Collected data
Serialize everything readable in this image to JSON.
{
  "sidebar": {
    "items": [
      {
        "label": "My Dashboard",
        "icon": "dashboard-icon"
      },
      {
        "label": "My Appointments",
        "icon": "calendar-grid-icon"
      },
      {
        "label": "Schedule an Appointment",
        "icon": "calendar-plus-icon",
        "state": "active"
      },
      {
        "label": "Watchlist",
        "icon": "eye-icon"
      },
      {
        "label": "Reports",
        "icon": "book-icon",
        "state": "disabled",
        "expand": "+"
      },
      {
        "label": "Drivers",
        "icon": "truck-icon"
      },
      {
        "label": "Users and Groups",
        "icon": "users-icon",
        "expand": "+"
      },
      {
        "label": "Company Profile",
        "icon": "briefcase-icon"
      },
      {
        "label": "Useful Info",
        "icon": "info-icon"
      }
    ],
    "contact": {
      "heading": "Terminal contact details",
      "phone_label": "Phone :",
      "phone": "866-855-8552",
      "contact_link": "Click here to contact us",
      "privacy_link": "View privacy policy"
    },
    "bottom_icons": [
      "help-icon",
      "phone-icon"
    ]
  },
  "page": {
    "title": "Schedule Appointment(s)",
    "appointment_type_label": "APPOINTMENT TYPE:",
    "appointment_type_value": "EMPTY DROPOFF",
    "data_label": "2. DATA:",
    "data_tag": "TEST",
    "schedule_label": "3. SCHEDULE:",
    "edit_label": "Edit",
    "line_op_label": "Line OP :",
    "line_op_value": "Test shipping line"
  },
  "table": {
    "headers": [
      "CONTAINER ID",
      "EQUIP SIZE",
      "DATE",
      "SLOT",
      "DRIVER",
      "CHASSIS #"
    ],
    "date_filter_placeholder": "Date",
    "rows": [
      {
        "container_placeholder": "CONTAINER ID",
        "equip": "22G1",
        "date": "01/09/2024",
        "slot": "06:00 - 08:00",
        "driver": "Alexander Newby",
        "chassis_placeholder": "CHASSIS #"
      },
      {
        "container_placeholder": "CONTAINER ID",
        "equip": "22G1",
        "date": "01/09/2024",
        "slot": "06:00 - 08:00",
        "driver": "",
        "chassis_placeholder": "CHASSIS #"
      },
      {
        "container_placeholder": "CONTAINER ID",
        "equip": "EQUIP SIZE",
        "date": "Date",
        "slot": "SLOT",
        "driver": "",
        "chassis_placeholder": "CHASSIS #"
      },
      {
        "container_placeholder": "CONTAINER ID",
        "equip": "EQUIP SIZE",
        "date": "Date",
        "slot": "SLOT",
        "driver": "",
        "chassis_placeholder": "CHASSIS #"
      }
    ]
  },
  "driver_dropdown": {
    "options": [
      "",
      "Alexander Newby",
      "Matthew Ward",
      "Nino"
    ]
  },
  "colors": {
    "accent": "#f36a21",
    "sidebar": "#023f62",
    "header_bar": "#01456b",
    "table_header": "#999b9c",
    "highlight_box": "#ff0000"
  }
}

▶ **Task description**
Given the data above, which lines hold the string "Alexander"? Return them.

▶ **Response**
        "driver": "Alexander Newby",
      "Alexander Newby",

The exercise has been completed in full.